Pakistan has issued a red alert as floods that have devastated northern areas sweep south into Sindh province.
Authorities have evacuated more than half a million people living near the Indus river as hundreds of villages have been inundated by floodwaters.
The worst floods in the region for 80 years have killed at least 1,600 people and affected about 12 million others.
Pakistan’s meteorological office has warned that at least two more days of rain are expected in Sindh, where a red alert is in place because of the “imminent” and “extreme” flood threat.
Further downpours are also forecast in the badly-hit north-western province of Khyber-Pakhtunkhwa.
The continued bad weather has grounded all the helicopters working to deliver aid and rescue stranded survivors, according to Amal Masud of the National Disaster Management Authority.
Why has this year’s monsoon been so severe?
Prime Minister Gilani called the flooding the worst in Pakistan’s 63-year history and appealed for help.
“I would ask the international community to support and help Pakistan alleviate the sufferings of its flood-affected people,” he said.
“The next two days are very critical. Our top priority is to rescue people, to save their lives. But we will also provide them all facilities, and we will work for their rehabilitation.”
The authorities have so far evacuated hundreds of thousands of people from low-lying areas along the Indus river, much of which is already submerged.

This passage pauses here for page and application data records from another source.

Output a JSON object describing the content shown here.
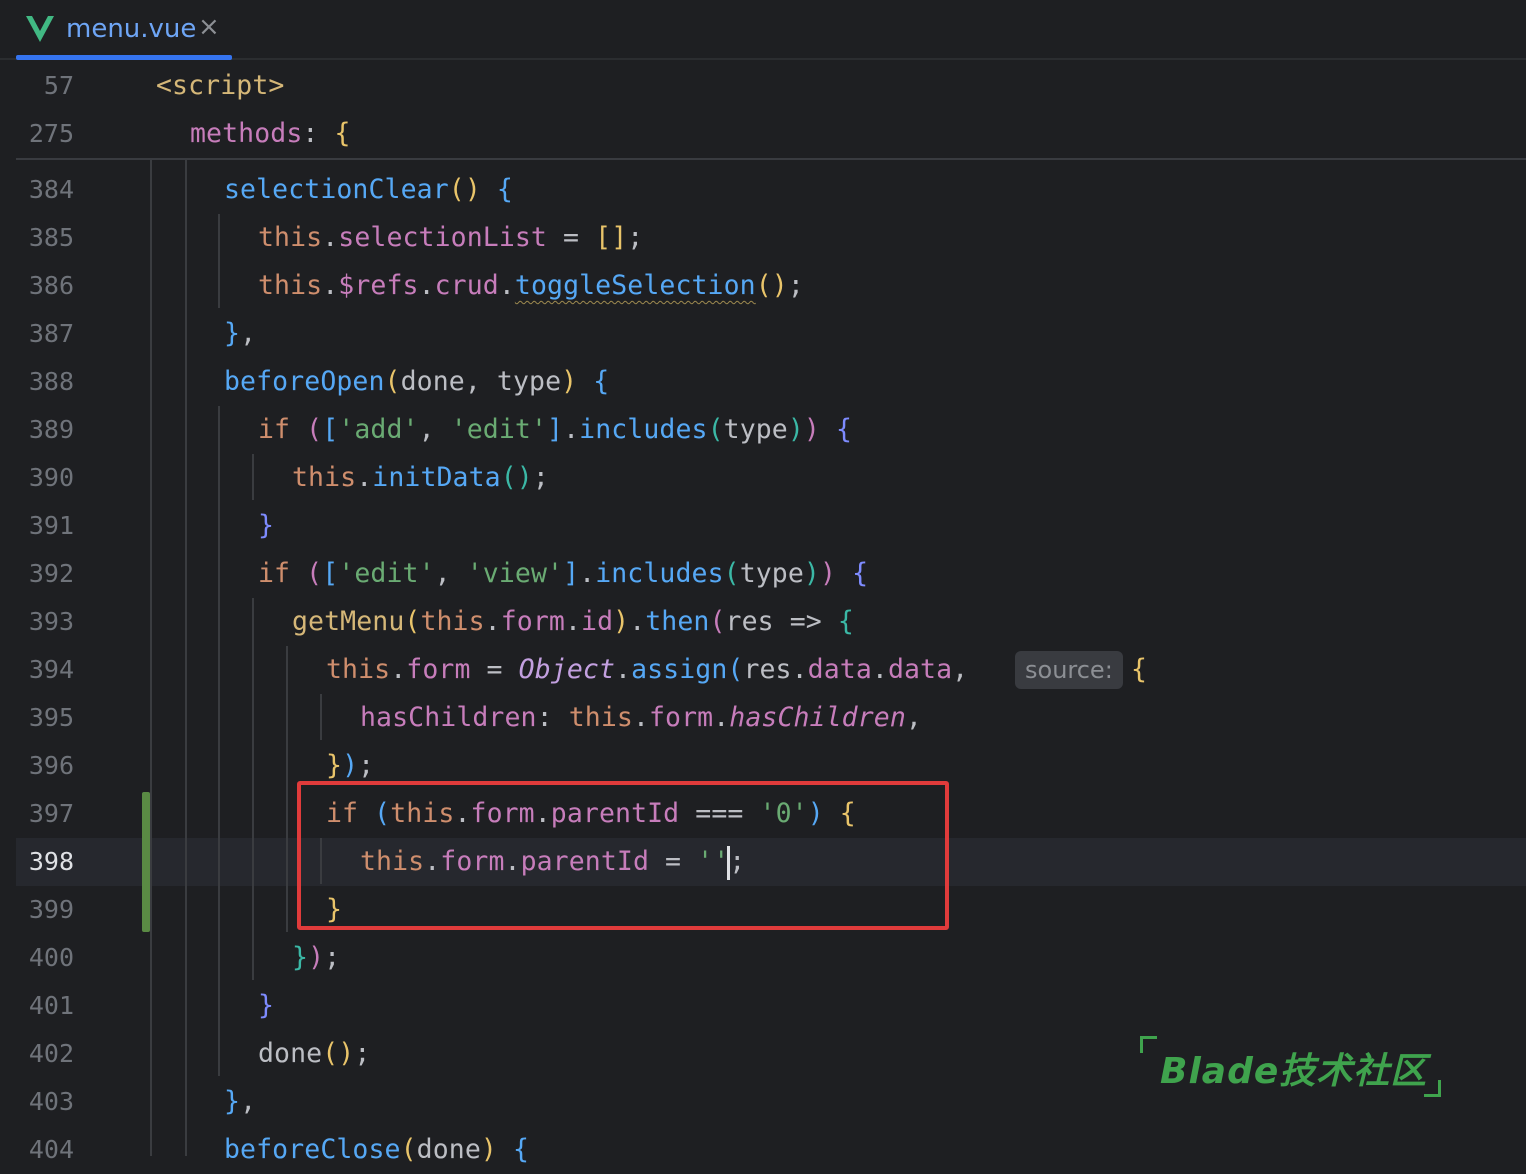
{
  "tab": {
    "title": "menu.vue",
    "close": "×",
    "icon": "vue-icon"
  },
  "sticky_lines": [
    {
      "num": "57",
      "tokens": [
        [
          "t",
          "<script>"
        ]
      ]
    },
    {
      "num": "275",
      "tokens": [
        [
          "p",
          "methods"
        ],
        [
          "",
          "?: "
        ],
        [
          "b1",
          "{"
        ]
      ]
    }
  ],
  "lines": [
    {
      "num": "384",
      "tokens": [
        [
          "fn",
          "selectionClear"
        ],
        [
          "b1",
          "()"
        ],
        [
          "",
          ""
        ],
        [
          "b3",
          " {"
        ]
      ]
    },
    {
      "num": "385",
      "tokens": [
        [
          "k",
          "this"
        ],
        [
          "",
          "."
        ],
        [
          "p",
          "selectionList"
        ],
        [
          "",
          " = "
        ],
        [
          "b1",
          "[]"
        ],
        [
          "",
          ";"
        ]
      ]
    },
    {
      "num": "386",
      "tokens": [
        [
          "k",
          "this"
        ],
        [
          "",
          "."
        ],
        [
          "p",
          "$refs"
        ],
        [
          "",
          "."
        ],
        [
          "p",
          "crud"
        ],
        [
          "",
          "."
        ],
        [
          "sq",
          "toggleSelection"
        ],
        [
          "b1",
          "()"
        ],
        [
          "",
          ";"
        ]
      ]
    },
    {
      "num": "387",
      "tokens": [
        [
          "b3",
          "}"
        ],
        [
          "",
          ","
        ]
      ]
    },
    {
      "num": "388",
      "tokens": [
        [
          "fn",
          "beforeOpen"
        ],
        [
          "b1",
          "("
        ],
        [
          "",
          "done, type"
        ],
        [
          "b1",
          ")"
        ],
        [
          "b3",
          " {"
        ]
      ]
    },
    {
      "num": "389",
      "tokens": [
        [
          "k",
          "if "
        ],
        [
          "b2",
          "("
        ],
        [
          "b3",
          "["
        ],
        [
          "s",
          "'add'"
        ],
        [
          "",
          ", "
        ],
        [
          "s",
          "'edit'"
        ],
        [
          "b3",
          "]"
        ],
        [
          "",
          "."
        ],
        [
          "fn",
          "includes"
        ],
        [
          "b4",
          "("
        ],
        [
          "",
          "type"
        ],
        [
          "b4",
          ")"
        ],
        [
          "b2",
          ")"
        ],
        [
          "b5",
          " {"
        ]
      ]
    },
    {
      "num": "390",
      "tokens": [
        [
          "k",
          "this"
        ],
        [
          "",
          "."
        ],
        [
          "fn",
          "initData"
        ],
        [
          "b4",
          "()"
        ],
        [
          "",
          ";"
        ]
      ]
    },
    {
      "num": "391",
      "tokens": [
        [
          "b5",
          "}"
        ]
      ]
    },
    {
      "num": "392",
      "tokens": [
        [
          "k",
          "if "
        ],
        [
          "b2",
          "("
        ],
        [
          "b3",
          "["
        ],
        [
          "s",
          "'edit'"
        ],
        [
          "",
          ", "
        ],
        [
          "s",
          "'view'"
        ],
        [
          "b3",
          "]"
        ],
        [
          "",
          "."
        ],
        [
          "fn",
          "includes"
        ],
        [
          "b4",
          "("
        ],
        [
          "",
          "type"
        ],
        [
          "b4",
          ")"
        ],
        [
          "b2",
          ")"
        ],
        [
          "b5",
          " {"
        ]
      ]
    },
    {
      "num": "393",
      "tokens": [
        [
          "t",
          "getMenu"
        ],
        [
          "b1",
          "("
        ],
        [
          "k",
          "this"
        ],
        [
          "",
          "."
        ],
        [
          "p",
          "form"
        ],
        [
          "",
          "."
        ],
        [
          "p",
          "id"
        ],
        [
          "b1",
          ")"
        ],
        [
          "",
          "."
        ],
        [
          "fn",
          "then"
        ],
        [
          "b2",
          "("
        ],
        [
          "",
          "res => "
        ],
        [
          "b4",
          "{"
        ]
      ]
    },
    {
      "num": "394",
      "tokens": [
        [
          "k",
          "this"
        ],
        [
          "",
          "."
        ],
        [
          "p",
          "form"
        ],
        [
          "",
          " = "
        ],
        [
          "o",
          "Object"
        ],
        [
          "",
          "."
        ],
        [
          "fn",
          "assign"
        ],
        [
          "b3",
          "("
        ],
        [
          "",
          "res."
        ],
        [
          "p",
          "data"
        ],
        [
          "",
          "."
        ],
        [
          "p",
          "data"
        ],
        [
          "",
          ",  "
        ]
      ]
    },
    {
      "num": "395",
      "tokens": [
        [
          "p",
          "hasChildren"
        ],
        [
          "",
          ": "
        ],
        [
          "k",
          "this"
        ],
        [
          "",
          "."
        ],
        [
          "p",
          "form"
        ],
        [
          "",
          "."
        ],
        [
          "i",
          "hasChildren"
        ],
        [
          "",
          ","
        ]
      ]
    },
    {
      "num": "396",
      "tokens": [
        [
          "b1",
          "}"
        ],
        [
          "b3",
          ")"
        ],
        [
          "",
          ";"
        ]
      ]
    },
    {
      "num": "397",
      "tokens": [
        [
          "k",
          "if "
        ],
        [
          "b3",
          "("
        ],
        [
          "k",
          "this"
        ],
        [
          "",
          "."
        ],
        [
          "p",
          "form"
        ],
        [
          "",
          "."
        ],
        [
          "p",
          "parentId"
        ],
        [
          "",
          " === "
        ],
        [
          "s",
          "'0'"
        ],
        [
          "b3",
          ")"
        ],
        [
          "b1",
          " {"
        ]
      ]
    },
    {
      "num": "398",
      "tokens": [
        [
          "k",
          "this"
        ],
        [
          "",
          "."
        ],
        [
          "p",
          "form"
        ],
        [
          "",
          "."
        ],
        [
          "p",
          "parentId"
        ],
        [
          "",
          " = "
        ],
        [
          "s",
          "''"
        ],
        [
          "",
          ";"
        ]
      ]
    },
    {
      "num": "399",
      "tokens": [
        [
          "b1",
          "}"
        ]
      ]
    },
    {
      "num": "400",
      "tokens": [
        [
          "b4",
          "}"
        ],
        [
          "b2",
          ")"
        ],
        [
          "",
          ";"
        ]
      ]
    },
    {
      "num": "401",
      "tokens": [
        [
          "b5",
          "}"
        ]
      ]
    },
    {
      "num": "402",
      "tokens": [
        [
          "",
          "done"
        ],
        [
          "b1",
          "()"
        ],
        [
          "",
          ";"
        ]
      ]
    },
    {
      "num": "403",
      "tokens": [
        [
          "b3",
          "}"
        ],
        [
          "",
          ","
        ]
      ]
    },
    {
      "num": "404",
      "tokens": [
        [
          "fn",
          "beforeClose"
        ],
        [
          "b1",
          "("
        ],
        [
          "",
          "done"
        ],
        [
          "b1",
          ")"
        ],
        [
          "b3",
          " {"
        ]
      ]
    }
  ],
  "inlay_hint": {
    "label": "source:",
    "after": "{"
  },
  "watermark": "Blade技术社区"
}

More than half a million people in Sindh province have been evacuated. Rescue missions by the army and navy will continue today.
The authorities have spent several days trying to clear the low-lying areas along the Indus river which are most at risk. Some local farmers were reluctant to leave their land and had to be forced to go.
The floods have overwhelmed vast agricultural areas and the UN has warned there will be long-term effects on Pakistan’s food supply. With 12 million people affected so far, officials say the floods are the biggest disaster in the country’s history.
Engineers have also warned that the huge Tarbela and Mangla dams are dangerously close to their maximum levels.
Earlier, a dam in northern Sindh’s Kashmore district was breached, inundating large parts of the surrounding area with floodwater and forcing thousands of residents to take shelter on rooftops or in trees. One man told the BBC said his entire village had been destroyed and all its livestock washed away.
The authorities are now trying to prevent a breach in another dam downstream, close to the cities of Kandhkot and Kashmore, where nearly half a million people live. A breach would also threaten the Qadirpur gas field, one of Pakistan’s largest.
But despite the threat of further deluges, many people have refused to leave their land, crops and homes.
“We are compelling them to evacuate because there is massive danger to their lives,” Irrigation Minister Jam Saifullah Dharejo said.
Officials say 650,000 homes have so far been destroyed, 1.4m acres (557,000 hectares) of agricultural land has been flooded and 10,000 cows have died.
The UN earlier said the disaster was “on a par” with the 2005 Kashmir earthquake, which killed about 73,000 people, in terms of the damage to infrastructure and the numbers of people needing assistance.
Many of those affected by the flooding have been critical of the government’s response.
“Floods killed our people, they have ruined our homes and even washed away the graves of our loved ones,” Mai Sahat told the Associated Press near Sukkur, Sindh. “Yet we are here without help from the government.”
Correspondents say that with victims bitterly accusing the authorities of failing to come to their aid, the disaster has piled yet more pressure on an administration struggling to contain the Taliban and an economic crisis.
Meanwhile in Indian-administered Kashmir, rescue workers are recovering more bodies after the mountainous region of Ladakh was hit by flash floods on Friday. One-hundred-and twenty people are known to have died and hundreds more are missing. Many buildings were damaged.